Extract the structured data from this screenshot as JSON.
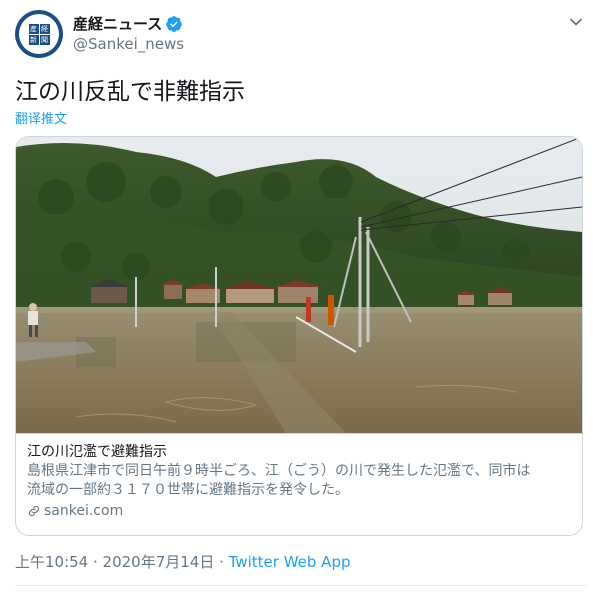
{
  "tweet": {
    "author": {
      "display_name": "産経ニュース",
      "handle": "@Sankei_news",
      "verified": true,
      "avatar": {
        "kanji": [
          "産",
          "経",
          "新",
          "聞"
        ],
        "wordmark": [
          "THE",
          "SANKEI",
          "NEWS"
        ],
        "brand_color": "#1b4e86"
      }
    },
    "more_icon": "chevron-down-icon",
    "text": "江の川反乱で非難指示",
    "translate_label": "翻译推文",
    "card": {
      "image_alt_icon": "photo-flooded-village",
      "title": "江の川氾濫で避難指示",
      "description_line1": "島根県江津市で同日午前９時半ごろ、江（ごう）の川で発生した氾濫で、同市は",
      "description_line2": "流域の一部約３１７０世帯に避難指示を発令した。",
      "domain": "sankei.com"
    },
    "time": "上午10:54",
    "separator": " · ",
    "date": "2020年7月14日",
    "source": "Twitter Web App"
  },
  "colors": {
    "link": "#1da1f2",
    "text": "#14171a",
    "muted": "#657786",
    "border": "#ccd6dd"
  }
}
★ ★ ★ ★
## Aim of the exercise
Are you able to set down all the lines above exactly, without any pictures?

## Your response
Extract the structured data from this screenshot as JSON.
{
  "tweet": {
    "author": {
      "display_name": "産経ニュース",
      "handle": "@Sankei_news",
      "verified": true,
      "avatar": {
        "kanji": [
          "産",
          "経",
          "新",
          "聞"
        ],
        "wordmark": [
          "THE",
          "SANKEI",
          "NEWS"
        ],
        "brand_color": "#1b4e86"
      }
    },
    "more_icon": "chevron-down-icon",
    "text": "江の川反乱で非難指示",
    "translate_label": "翻译推文",
    "card": {
      "image_alt_icon": "photo-flooded-village",
      "title": "江の川氾濫で避難指示",
      "description_line1": "島根県江津市で同日午前９時半ごろ、江（ごう）の川で発生した氾濫で、同市は",
      "description_line2": "流域の一部約３１７０世帯に避難指示を発令した。",
      "domain": "sankei.com"
    },
    "time": "上午10:54",
    "separator": " · ",
    "date": "2020年7月14日",
    "source": "Twitter Web App"
  },
  "colors": {
    "link": "#1da1f2",
    "text": "#14171a",
    "muted": "#657786",
    "border": "#ccd6dd"
  }
}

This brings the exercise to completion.